  1. Fail. The photon torpedo is a fancy name for a torpedo that has an impulse engine on it with a matter antimatter warhead. Quantum torpedoes are another matter but function under the same basic principle. Pretty sure Gene invented the word, because, as was stated in the video, it just sounds cool.
    Ref: http://memory-alpha.org/wiki/Photon_torpedo

  2. One thing I never got about the Anti-matter warhead on the photon torpedo, why did they include a purpose-specific amount of matter for the anti-mater? Wouldn't it make more sense to just use the matter of the torpedo itself (or the matter of the target) to fuel to matter annihilation?

    • Put on my Trek weapons hat here:

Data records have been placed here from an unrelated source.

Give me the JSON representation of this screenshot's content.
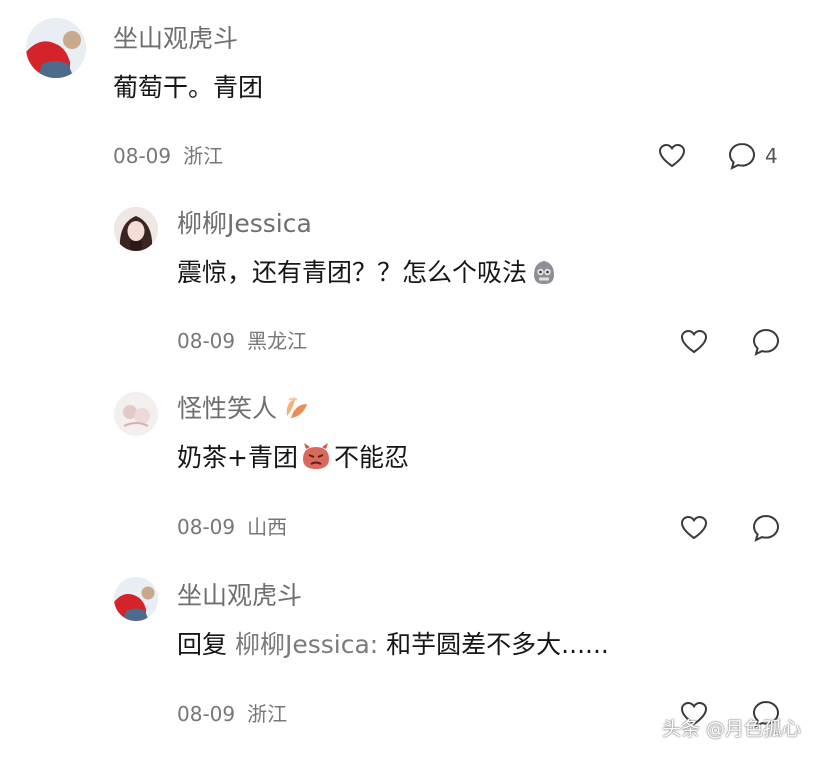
{
  "comments": [
    {
      "author": "坐山观虎斗",
      "text": "葡萄干。青团",
      "date": "08-09",
      "location": "浙江",
      "reply_count": "4",
      "icons": [
        "heart-icon",
        "comment-icon"
      ]
    },
    {
      "author": "柳柳Jessica",
      "text": "震惊，还有青团？？怎么个吸法",
      "text_emoji": "grimace-emoji",
      "date": "08-09",
      "location": "黑龙江",
      "icons": [
        "heart-icon",
        "comment-icon"
      ]
    },
    {
      "author": "怪性笑人",
      "author_badge": "leaf-badge-icon",
      "text_before": "奶茶+青团",
      "text_emoji": "angry-emoji",
      "text_after": "不能忍",
      "date": "08-09",
      "location": "山西",
      "icons": [
        "heart-icon",
        "comment-icon"
      ]
    },
    {
      "author": "坐山观虎斗",
      "reply_prefix": "回复",
      "reply_to": "柳柳Jessica:",
      "text": "和芋圆差不多大......",
      "date": "08-09",
      "location": "浙江",
      "icons": [
        "heart-icon",
        "comment-icon"
      ]
    }
  ],
  "watermark": "头条 @月色孤心",
  "colors": {
    "background": "#ffffff",
    "name": "#6e6e6e",
    "text": "#161616",
    "meta": "#777777",
    "icon_stroke": "#3a3a3a"
  }
}
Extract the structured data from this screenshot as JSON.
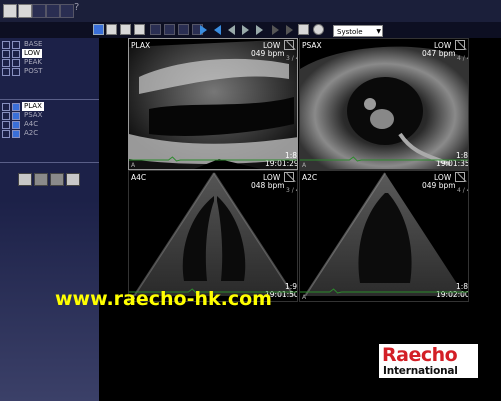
{
  "toolbar": {
    "cardiac_phase": "Systole"
  },
  "sidebar": {
    "stages": [
      {
        "label": "BASE",
        "selected": false
      },
      {
        "label": "LOW",
        "selected": true
      },
      {
        "label": "PEAK",
        "selected": false
      },
      {
        "label": "POST",
        "selected": false
      }
    ],
    "views": [
      {
        "label": "PLAX",
        "selected": true
      },
      {
        "label": "PSAX",
        "selected": false
      },
      {
        "label": "A4C",
        "selected": false
      },
      {
        "label": "A2C",
        "selected": false
      }
    ]
  },
  "panels": [
    {
      "view": "PLAX",
      "stage": "LOW",
      "bpm": "049 bpm",
      "frame": "3 / 4",
      "time": "19:01:29",
      "ratio": "1:8",
      "ecg_label": "A"
    },
    {
      "view": "PSAX",
      "stage": "LOW",
      "bpm": "047 bpm",
      "frame": "4 / 4",
      "time": "19:01:35",
      "ratio": "1:8",
      "ecg_label": "A"
    },
    {
      "view": "A4C",
      "stage": "LOW",
      "bpm": "048 bpm",
      "frame": "3 / 4",
      "time": "19:01:50",
      "ratio": "1:9",
      "ecg_label": "A"
    },
    {
      "view": "A2C",
      "stage": "LOW",
      "bpm": "049 bpm",
      "frame": "4 / 4",
      "time": "19:02:00",
      "ratio": "1:8",
      "ecg_label": "A"
    }
  ],
  "watermark": "www.raecho-hk.com",
  "logo": {
    "line1": "Raecho",
    "line2": "International"
  },
  "colors": {
    "watermark": "#ffff00",
    "logo_red": "#d31f26",
    "sidebar": "#1c2148"
  }
}
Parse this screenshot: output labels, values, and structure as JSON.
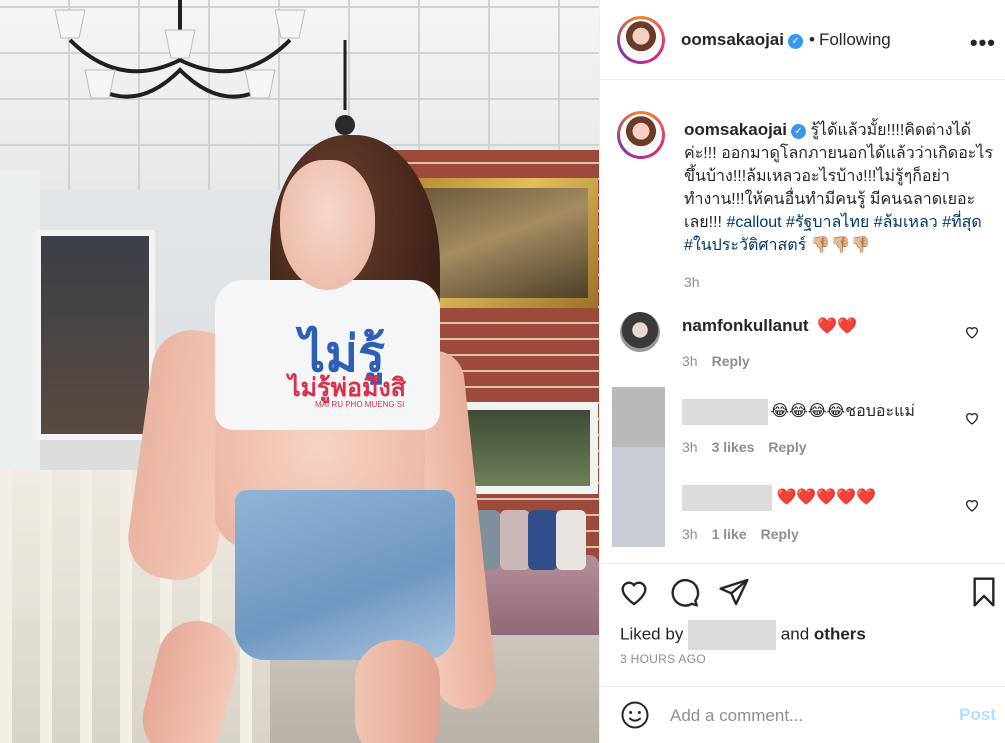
{
  "photo": {
    "shirt_line_1": "ไม่รู้",
    "shirt_line_2": "ไม่รู้พ่อมึงสิ",
    "shirt_line_3": "MAI RU PHO MUENG SI"
  },
  "header": {
    "username": "oomsakaojai",
    "separator": "•",
    "follow_status": "Following",
    "more_label": "•••"
  },
  "caption": {
    "username": "oomsakaojai",
    "text": "รู้ได้แล้วมั้ย!!!!คิดต่างได้ค่ะ!!! ออกมาดูโลกภายนอกได้แล้วว่าเกิดอะไรขึ้นบ้าง!!!ล้มเหลวอะไรบ้าง!!!ไม่รู้ๆก็อย่าทำงาน!!!ให้คนอื่นทำมีคนรู้ มีคนฉลาดเยอะเลย!!! ",
    "hashtags": "#callout #รัฐบาลไทย #ล้มเหลว #ที่สุด #ในประวัติศาสตร์",
    "emoji": "👎🏼👎🏼👎🏼",
    "time": "3h"
  },
  "comments": [
    {
      "username": "namfonkullanut",
      "text": "❤️❤️",
      "time": "3h",
      "likes": "",
      "reply": "Reply"
    },
    {
      "username": "",
      "text": "😂😂😂😂ชอบอะแม่",
      "time": "3h",
      "likes": "3 likes",
      "reply": "Reply"
    },
    {
      "username": "",
      "text": "❤️❤️❤️❤️❤️",
      "time": "3h",
      "likes": "1 like",
      "reply": "Reply"
    }
  ],
  "actions": {
    "liked_by_prefix": "Liked by",
    "liked_by_suffix": "and",
    "liked_by_others": "others",
    "timestamp": "3 HOURS AGO"
  },
  "add_comment": {
    "placeholder": "Add a comment...",
    "post_label": "Post"
  },
  "colors": {
    "link": "#00376b",
    "verified": "#3897f0",
    "post_disabled": "#b2dffc",
    "muted": "#8e8e8e"
  },
  "icons": [
    "verified-icon",
    "more-icon",
    "heart-icon",
    "comment-icon",
    "share-icon",
    "bookmark-icon",
    "emoji-icon"
  ]
}
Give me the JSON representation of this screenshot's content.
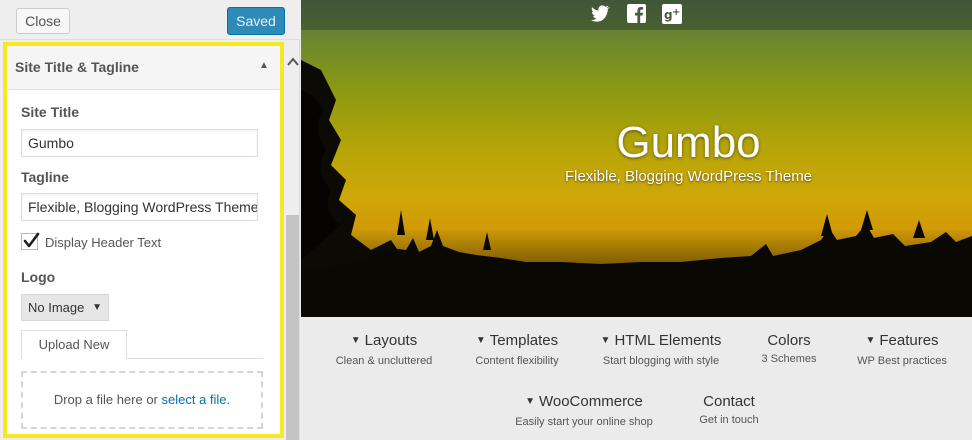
{
  "toolbar": {
    "close_label": "Close",
    "saved_label": "Saved"
  },
  "section": {
    "title": "Site Title & Tagline",
    "collapse_icon": "▲",
    "site_title_label": "Site Title",
    "site_title_value": "Gumbo",
    "tagline_label": "Tagline",
    "tagline_value": "Flexible, Blogging WordPress Theme",
    "display_header_text_label": "Display Header Text",
    "display_header_text_checked": true,
    "logo_label": "Logo",
    "logo_select_value": "No Image",
    "upload_tab_label": "Upload New",
    "dropzone_text": "Drop a file here or ",
    "dropzone_link": "select a file",
    "dropzone_end": "."
  },
  "scroll": {
    "up_icon": "chevron-up-icon"
  },
  "preview": {
    "social_icons": [
      "twitter-icon",
      "facebook-icon",
      "google-plus-icon"
    ],
    "site_title": "Gumbo",
    "site_tagline": "Flexible, Blogging WordPress Theme",
    "nav": [
      {
        "label": "Layouts",
        "sub": "Clean & uncluttered",
        "dropdown": true
      },
      {
        "label": "Templates",
        "sub": "Content flexibility",
        "dropdown": true
      },
      {
        "label": "HTML Elements",
        "sub": "Start blogging with style",
        "dropdown": true
      },
      {
        "label": "Colors",
        "sub": "3 Schemes",
        "dropdown": false
      },
      {
        "label": "Features",
        "sub": "WP Best practices",
        "dropdown": true
      },
      {
        "label": "WooCommerce",
        "sub": "Easily start your online shop",
        "dropdown": true
      },
      {
        "label": "Contact",
        "sub": "Get in touch",
        "dropdown": false
      }
    ]
  },
  "colors": {
    "highlight": "#f4e922",
    "primary_button": "#2e8ab7",
    "link": "#0073aa"
  }
}
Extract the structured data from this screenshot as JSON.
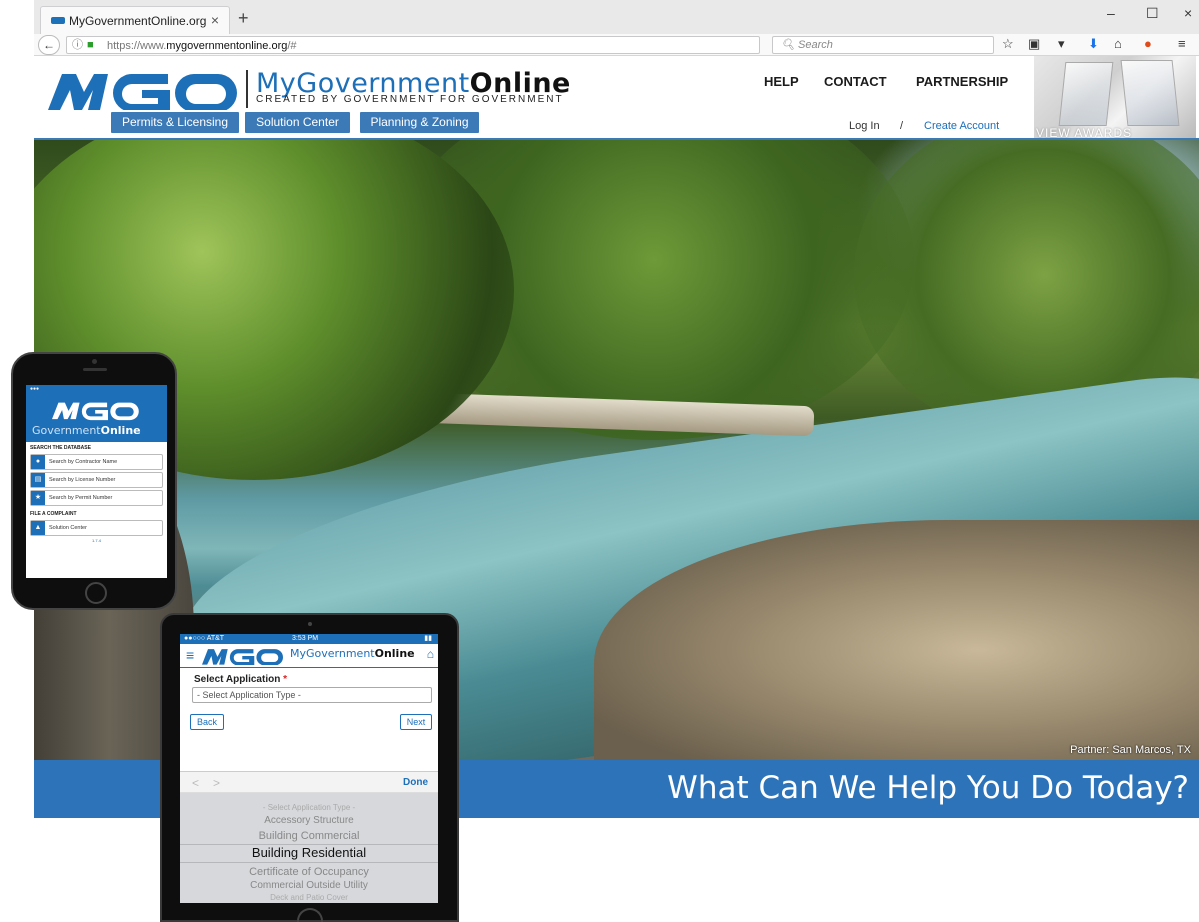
{
  "browser": {
    "tab_title": "MyGovernmentOnline.org",
    "tab_close": "×",
    "new_tab": "+",
    "url_prefix": "https://www.",
    "url_domain": "mygovernmentonline.org",
    "url_suffix": "/#",
    "search_placeholder": "Search",
    "win_min": "–",
    "win_max": "☐",
    "win_close": "×"
  },
  "site": {
    "logo_word_light": "MyGovernment",
    "logo_word_bold": "Online",
    "tagline": "CREATED BY GOVERNMENT FOR GOVERNMENT",
    "nav": [
      "HELP",
      "CONTACT",
      "PARTNERSHIP"
    ],
    "subnav": [
      "Permits & Licensing",
      "Solution Center",
      "Planning & Zoning"
    ],
    "login": "Log In",
    "separator": "/",
    "create_account": "Create Account",
    "awards_label": "VIEW AWARDS",
    "hero_credit": "Partner: San Marcos, TX",
    "headline": "What Can We Help You Do Today?"
  },
  "phone": {
    "gov_light": "Government",
    "gov_bold": "Online",
    "section1": "SEARCH THE DATABASE",
    "rows": [
      "Search by Contractor Name",
      "Search by License Number",
      "Search by Permit Number"
    ],
    "section2": "FILE A COMPLAINT",
    "solution": "Solution Center",
    "footer": "1.7.4"
  },
  "tablet": {
    "carrier": "●●○○○ AT&T",
    "time": "3:53 PM",
    "logo_light": "MyGovernment",
    "logo_bold": "Online",
    "label": "Select Application",
    "required": "*",
    "select_value": "- Select Application Type -",
    "back": "Back",
    "next": "Next",
    "done": "Done",
    "options": [
      "- Select Application Type -",
      "Accessory Structure",
      "Building Commercial",
      "Building Residential",
      "Certificate of Occupancy",
      "Commercial Outside Utility",
      "Deck and Patio Cover"
    ],
    "selected_index": 3
  },
  "colors": {
    "brand_blue": "#2d73b9",
    "nav_blue": "#3c79b7"
  }
}
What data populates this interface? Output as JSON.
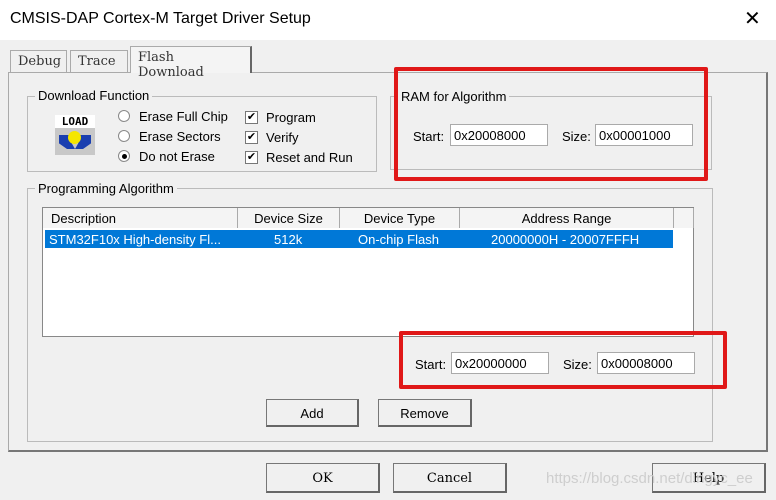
{
  "window": {
    "title": "CMSIS-DAP Cortex-M Target Driver Setup",
    "close": "✕"
  },
  "tabs": [
    {
      "label": "Debug"
    },
    {
      "label": "Trace"
    },
    {
      "label": "Flash Download"
    }
  ],
  "download_function": {
    "label": "Download Function",
    "icon_text": "LOAD",
    "radios": [
      {
        "label": "Erase Full Chip",
        "checked": false
      },
      {
        "label": "Erase Sectors",
        "checked": false
      },
      {
        "label": "Do not Erase",
        "checked": true
      }
    ],
    "checks": [
      {
        "label": "Program",
        "checked": true
      },
      {
        "label": "Verify",
        "checked": true
      },
      {
        "label": "Reset and Run",
        "checked": true
      }
    ],
    "check_mark": "✔"
  },
  "ram": {
    "label": "RAM for Algorithm",
    "start_label": "Start:",
    "start": "0x20008000",
    "size_label": "Size:",
    "size": "0x00001000"
  },
  "prog": {
    "label": "Programming Algorithm",
    "columns": [
      "Description",
      "Device Size",
      "Device Type",
      "Address Range"
    ],
    "rows": [
      {
        "desc": "STM32F10x High-density Fl...",
        "size": "512k",
        "type": "On-chip Flash",
        "range": "20000000H - 20007FFFH"
      }
    ],
    "start_label": "Start:",
    "start": "0x20000000",
    "size_label": "Size:",
    "size": "0x00008000",
    "add": "Add",
    "remove": "Remove"
  },
  "buttons": {
    "ok": "OK",
    "cancel": "Cancel",
    "help": "Help"
  },
  "watermark": "https://blog.csdn.net/dingyc_ee",
  "colors": {
    "highlight": "#0078d7",
    "annotation": "#e01818"
  }
}
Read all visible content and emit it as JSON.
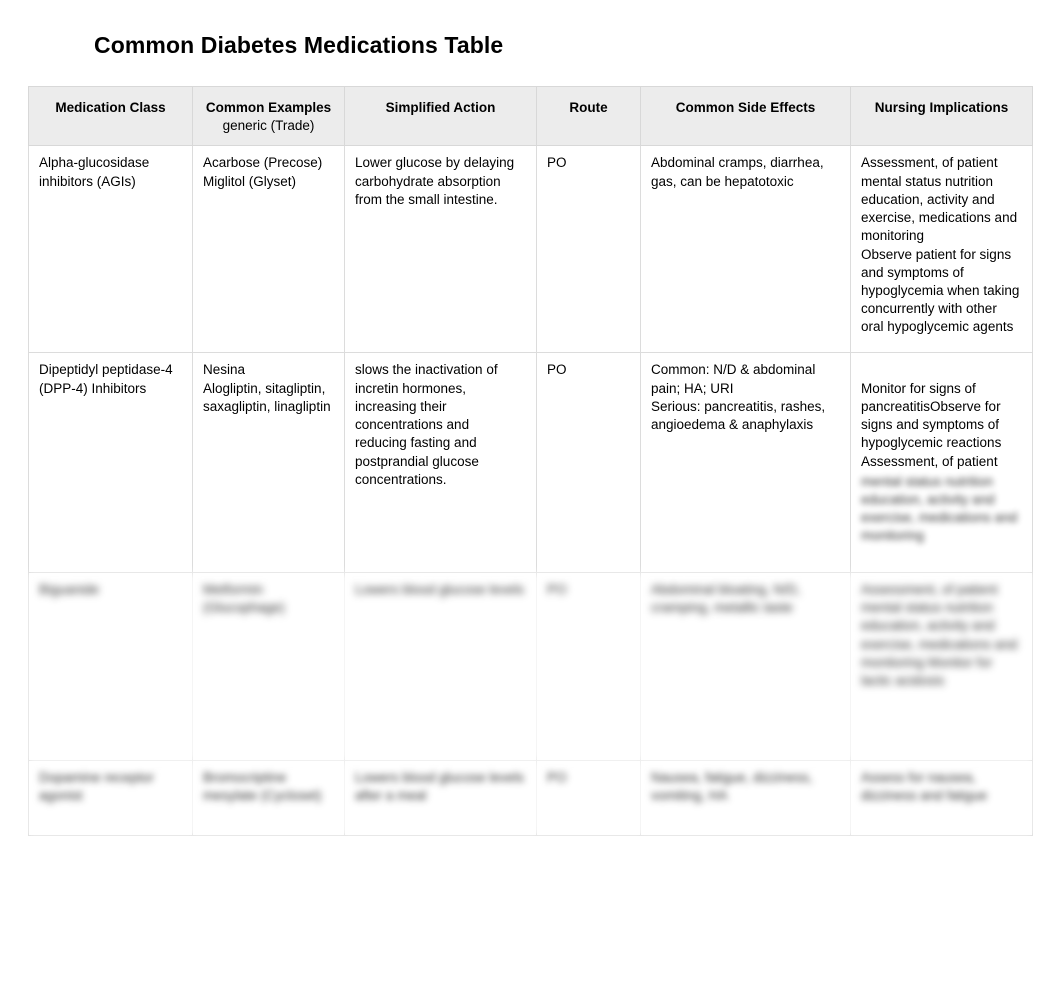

      Matched matter and anti-matter charges are part of the warhead due to explosion geometry.
      Without specifically matched and guided charges the energy released in the initial explosion will eject some of the anti-matter which will escape interaction with matter briefly.
      To insure maximum yield from your matter/anti-matter warhead you must ensure that there is 100% conversion of all anti-matter to energy in as brief a time as possible, Planck time if achievable.

      For more geekery see the memory alpha entry on pho-torps; Technical Manuals towards the end.

  3. Umm, the reason they called them "Photon" was due to the mistaken belief in the 1960's that an antimatter reaction would result in a burst of pure gamma ray photons… So yeah, despite the name not matching up with current science it was/is still meant to be an antimatter weapon. research FAIL.

  4. how would using ground based lasers be an effective means of space travel? sure maybe between 2 fixed points with another laser base on the other side.. couldnt use that to explose space soon as u leave its line of sight you will just be stranded. and asuming the laster is pointing a 1 fixed point. the ship would be screwed if it got knocked off course.. it mite work but its pointless